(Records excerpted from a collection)
------------------------------
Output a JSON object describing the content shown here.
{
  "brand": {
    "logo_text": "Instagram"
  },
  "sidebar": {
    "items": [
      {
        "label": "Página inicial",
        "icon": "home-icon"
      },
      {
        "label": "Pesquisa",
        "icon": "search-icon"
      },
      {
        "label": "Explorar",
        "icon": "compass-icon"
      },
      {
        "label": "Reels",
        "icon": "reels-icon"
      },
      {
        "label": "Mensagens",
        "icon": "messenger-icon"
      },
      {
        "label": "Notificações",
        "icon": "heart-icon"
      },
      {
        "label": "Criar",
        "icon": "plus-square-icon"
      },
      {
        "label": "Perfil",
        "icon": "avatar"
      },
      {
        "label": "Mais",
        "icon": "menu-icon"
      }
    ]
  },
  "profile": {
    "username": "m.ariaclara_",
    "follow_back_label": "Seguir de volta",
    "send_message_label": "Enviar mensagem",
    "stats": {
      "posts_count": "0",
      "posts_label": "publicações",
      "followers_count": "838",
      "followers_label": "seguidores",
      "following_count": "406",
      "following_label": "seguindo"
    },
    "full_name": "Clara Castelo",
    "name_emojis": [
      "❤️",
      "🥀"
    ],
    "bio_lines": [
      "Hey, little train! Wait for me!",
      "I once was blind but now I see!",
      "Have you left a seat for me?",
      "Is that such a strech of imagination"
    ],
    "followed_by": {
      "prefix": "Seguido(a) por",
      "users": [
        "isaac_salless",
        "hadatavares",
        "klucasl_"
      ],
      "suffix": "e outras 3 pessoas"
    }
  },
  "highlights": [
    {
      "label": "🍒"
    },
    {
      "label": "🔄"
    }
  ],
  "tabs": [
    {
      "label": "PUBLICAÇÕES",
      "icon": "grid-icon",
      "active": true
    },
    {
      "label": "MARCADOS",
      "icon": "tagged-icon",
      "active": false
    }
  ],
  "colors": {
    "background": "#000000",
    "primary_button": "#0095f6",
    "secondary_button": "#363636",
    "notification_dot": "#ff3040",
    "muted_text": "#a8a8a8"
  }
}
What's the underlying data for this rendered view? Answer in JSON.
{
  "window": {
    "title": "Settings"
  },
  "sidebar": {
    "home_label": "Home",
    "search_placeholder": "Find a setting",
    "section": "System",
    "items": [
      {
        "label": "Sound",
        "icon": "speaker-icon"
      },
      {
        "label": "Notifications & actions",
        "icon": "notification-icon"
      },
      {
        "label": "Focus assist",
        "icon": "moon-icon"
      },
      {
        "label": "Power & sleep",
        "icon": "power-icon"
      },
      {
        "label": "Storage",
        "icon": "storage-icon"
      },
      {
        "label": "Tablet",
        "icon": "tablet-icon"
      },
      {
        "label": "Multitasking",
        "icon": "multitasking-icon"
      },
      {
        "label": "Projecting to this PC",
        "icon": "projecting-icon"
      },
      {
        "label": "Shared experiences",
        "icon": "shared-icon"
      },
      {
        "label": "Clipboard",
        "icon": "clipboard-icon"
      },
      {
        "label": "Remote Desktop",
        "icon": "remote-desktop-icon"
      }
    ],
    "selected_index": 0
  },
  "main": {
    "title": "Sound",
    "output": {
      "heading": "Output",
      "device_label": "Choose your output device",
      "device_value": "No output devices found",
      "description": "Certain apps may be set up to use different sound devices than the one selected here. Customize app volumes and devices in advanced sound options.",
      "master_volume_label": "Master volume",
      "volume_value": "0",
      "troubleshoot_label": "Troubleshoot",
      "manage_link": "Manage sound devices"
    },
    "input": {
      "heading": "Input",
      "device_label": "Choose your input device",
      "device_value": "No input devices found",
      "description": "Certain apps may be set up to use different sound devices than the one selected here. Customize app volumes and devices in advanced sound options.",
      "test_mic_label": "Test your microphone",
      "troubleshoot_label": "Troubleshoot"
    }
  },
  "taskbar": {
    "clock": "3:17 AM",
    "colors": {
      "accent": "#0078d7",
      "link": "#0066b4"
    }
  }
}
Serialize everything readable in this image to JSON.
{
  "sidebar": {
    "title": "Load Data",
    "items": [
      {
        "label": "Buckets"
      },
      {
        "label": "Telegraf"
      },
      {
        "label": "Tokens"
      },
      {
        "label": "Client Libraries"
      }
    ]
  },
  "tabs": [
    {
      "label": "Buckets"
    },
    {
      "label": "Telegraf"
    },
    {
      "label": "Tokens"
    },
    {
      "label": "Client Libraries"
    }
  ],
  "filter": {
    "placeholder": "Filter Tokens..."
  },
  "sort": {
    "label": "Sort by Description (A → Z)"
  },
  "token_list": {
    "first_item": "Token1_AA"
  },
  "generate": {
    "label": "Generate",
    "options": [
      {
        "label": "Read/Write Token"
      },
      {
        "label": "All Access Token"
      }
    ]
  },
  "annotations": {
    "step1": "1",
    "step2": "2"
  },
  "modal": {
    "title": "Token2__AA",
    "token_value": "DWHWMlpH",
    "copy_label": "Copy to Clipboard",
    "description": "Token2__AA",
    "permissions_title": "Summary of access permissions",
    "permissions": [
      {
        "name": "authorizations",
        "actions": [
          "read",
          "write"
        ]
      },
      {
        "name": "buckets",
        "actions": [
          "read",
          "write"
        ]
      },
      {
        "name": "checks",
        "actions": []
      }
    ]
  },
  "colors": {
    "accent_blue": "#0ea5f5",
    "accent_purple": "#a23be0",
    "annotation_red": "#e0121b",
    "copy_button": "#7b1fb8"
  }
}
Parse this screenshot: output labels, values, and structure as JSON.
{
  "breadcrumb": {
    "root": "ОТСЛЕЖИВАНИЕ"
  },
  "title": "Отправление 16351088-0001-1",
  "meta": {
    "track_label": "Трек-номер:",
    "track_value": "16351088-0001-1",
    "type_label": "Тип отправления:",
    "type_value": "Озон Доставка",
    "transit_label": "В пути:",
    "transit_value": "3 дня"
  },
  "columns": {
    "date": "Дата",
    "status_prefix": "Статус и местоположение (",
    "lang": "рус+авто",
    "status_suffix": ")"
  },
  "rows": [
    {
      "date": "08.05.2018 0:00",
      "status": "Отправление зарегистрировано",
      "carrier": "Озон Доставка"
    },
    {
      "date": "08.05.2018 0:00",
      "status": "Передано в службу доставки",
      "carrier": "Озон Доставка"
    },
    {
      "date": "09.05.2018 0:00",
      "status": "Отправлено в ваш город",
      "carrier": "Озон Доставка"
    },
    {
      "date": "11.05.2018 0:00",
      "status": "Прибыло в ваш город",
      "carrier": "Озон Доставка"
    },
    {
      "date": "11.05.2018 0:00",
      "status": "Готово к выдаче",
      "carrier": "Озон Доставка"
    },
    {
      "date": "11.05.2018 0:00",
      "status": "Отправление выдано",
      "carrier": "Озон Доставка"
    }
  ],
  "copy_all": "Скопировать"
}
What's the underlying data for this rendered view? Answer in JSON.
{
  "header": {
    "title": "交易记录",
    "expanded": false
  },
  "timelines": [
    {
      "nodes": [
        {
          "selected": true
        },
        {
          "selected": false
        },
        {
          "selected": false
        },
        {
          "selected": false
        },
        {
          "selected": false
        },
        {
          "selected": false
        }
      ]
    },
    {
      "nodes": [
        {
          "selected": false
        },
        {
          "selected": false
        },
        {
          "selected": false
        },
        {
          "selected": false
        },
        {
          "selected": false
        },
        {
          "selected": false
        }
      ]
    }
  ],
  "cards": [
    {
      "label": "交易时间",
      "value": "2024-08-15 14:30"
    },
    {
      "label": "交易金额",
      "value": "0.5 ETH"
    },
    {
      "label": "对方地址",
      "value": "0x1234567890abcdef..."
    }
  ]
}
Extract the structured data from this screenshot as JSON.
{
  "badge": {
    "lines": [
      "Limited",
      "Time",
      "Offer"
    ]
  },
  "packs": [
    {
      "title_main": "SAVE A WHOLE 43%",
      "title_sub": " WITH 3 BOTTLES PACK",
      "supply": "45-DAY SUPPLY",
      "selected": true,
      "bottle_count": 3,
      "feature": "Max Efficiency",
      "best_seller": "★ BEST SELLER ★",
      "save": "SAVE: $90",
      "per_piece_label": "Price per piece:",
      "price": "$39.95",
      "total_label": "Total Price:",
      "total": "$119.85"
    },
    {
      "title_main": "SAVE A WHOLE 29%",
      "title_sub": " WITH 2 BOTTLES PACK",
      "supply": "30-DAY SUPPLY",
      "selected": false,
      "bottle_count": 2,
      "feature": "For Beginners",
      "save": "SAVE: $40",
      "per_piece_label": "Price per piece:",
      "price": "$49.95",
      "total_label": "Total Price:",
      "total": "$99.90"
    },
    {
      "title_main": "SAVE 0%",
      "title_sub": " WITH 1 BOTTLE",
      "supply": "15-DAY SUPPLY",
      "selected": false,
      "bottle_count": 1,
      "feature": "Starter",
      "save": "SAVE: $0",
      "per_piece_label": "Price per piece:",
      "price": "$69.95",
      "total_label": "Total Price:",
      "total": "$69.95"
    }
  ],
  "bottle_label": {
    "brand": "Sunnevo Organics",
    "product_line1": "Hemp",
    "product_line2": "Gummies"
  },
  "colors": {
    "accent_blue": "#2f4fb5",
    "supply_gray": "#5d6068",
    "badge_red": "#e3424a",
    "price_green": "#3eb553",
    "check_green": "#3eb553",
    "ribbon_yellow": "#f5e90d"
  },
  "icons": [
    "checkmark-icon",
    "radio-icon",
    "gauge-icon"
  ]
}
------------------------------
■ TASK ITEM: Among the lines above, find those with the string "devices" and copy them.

■ RESPONSE:
      "device_value": "No output devices found",
      "description": "Certain apps may be set up to use different sound devices than the one selected here. Customize app volumes and devices in advanced sound options.",
      "manage_link": "Manage sound devices"
      "device_value": "No input devices found",
      "description": "Certain apps may be set up to use different sound devices than the one selected here. Customize app volumes and devices in advanced sound options.",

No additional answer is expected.